Track Listing: A Day in the Life of an Afro, Free for a Dollar, Purple Cha Cha Heels, Carnival, Fajita Fajardo,
Cruzin', Let It Slide, Company Pongase Duro, Merengana, Those Who Trespass Against Us, Kick
Your Culo, Chachita, Chau, Tjader Dude, When Elephants Fly
Personnel: Russel Jewell, trombone; Jim "Mondongo" Messbauer, trombone; Ana Norgaard, congas, bata
drums, cowbell maracas, timbales, guiro; Scott Aruda, trumpet; Tim Meyer, baritone sax, flute;
special guest--Gonzalo Grau, piano, guira y tambura on "Merengana"
I was first exposed to jazz when I was studying at the University of Puerto Rico. Nearby, I found a little record shop where the music coming from the store (Taller de Jazz Don Pedro) made me stop. I walked down the short stairs and towards the music and learned that the music playing was Clifford Brown and Max Roach
I was first exposed to jazz when I was studying at the University of Puerto Rico. Nearby, I found a little record shop where the music coming from the store (Taller de Jazz Don Pedro) made me stop. I walked down the short stairs and towards the music and learned that the music playing was Clifford Brown and Max Roach. I fell in love with it. I wondered around until the owner (Pedro Soto) asked if I needed help. He then introduced me to John Coltrane, Miles Davis, Gerry Mulligan and the rest is history.
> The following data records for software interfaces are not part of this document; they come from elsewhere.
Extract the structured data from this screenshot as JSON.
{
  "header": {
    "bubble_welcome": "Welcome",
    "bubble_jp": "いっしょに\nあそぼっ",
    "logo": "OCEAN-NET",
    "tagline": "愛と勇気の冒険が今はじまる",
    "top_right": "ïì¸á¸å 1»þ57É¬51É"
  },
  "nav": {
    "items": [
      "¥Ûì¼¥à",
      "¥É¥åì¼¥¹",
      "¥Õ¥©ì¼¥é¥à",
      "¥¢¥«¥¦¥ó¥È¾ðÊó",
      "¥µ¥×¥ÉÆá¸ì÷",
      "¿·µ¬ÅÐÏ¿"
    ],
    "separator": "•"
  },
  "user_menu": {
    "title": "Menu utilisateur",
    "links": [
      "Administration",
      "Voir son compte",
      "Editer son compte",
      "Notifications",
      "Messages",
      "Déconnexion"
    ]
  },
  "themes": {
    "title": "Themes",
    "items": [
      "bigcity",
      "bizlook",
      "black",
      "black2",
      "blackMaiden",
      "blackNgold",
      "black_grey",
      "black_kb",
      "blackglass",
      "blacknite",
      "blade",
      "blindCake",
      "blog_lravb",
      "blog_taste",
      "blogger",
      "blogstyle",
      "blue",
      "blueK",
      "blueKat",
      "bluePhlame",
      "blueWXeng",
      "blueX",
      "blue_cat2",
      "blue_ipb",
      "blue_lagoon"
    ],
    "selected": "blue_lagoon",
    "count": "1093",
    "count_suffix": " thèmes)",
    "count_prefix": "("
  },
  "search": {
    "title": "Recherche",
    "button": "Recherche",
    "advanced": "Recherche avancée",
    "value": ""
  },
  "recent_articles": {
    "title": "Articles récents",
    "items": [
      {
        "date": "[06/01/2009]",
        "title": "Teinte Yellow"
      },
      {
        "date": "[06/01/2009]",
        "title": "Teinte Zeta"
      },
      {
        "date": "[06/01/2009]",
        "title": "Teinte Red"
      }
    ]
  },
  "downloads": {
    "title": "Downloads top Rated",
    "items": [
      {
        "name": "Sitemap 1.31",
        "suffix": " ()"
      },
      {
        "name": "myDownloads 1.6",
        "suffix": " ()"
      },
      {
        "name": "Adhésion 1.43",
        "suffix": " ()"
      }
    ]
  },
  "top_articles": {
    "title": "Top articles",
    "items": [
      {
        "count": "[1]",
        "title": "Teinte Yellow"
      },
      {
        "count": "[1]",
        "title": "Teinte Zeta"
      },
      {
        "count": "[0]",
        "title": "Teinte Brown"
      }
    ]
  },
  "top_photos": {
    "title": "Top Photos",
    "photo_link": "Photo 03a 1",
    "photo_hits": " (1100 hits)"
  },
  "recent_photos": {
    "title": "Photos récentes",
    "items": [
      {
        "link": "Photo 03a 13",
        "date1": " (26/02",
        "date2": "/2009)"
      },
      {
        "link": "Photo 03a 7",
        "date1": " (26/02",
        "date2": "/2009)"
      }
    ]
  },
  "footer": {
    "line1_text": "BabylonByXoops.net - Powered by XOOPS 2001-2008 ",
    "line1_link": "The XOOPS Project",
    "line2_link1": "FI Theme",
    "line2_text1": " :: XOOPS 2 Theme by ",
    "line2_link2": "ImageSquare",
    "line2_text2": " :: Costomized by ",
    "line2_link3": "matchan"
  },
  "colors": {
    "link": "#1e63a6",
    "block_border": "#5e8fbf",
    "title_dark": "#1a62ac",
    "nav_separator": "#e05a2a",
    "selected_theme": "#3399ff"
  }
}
I walked out of the store with my first jazz recording: Clifford Brown and Max Roach at Basin Street.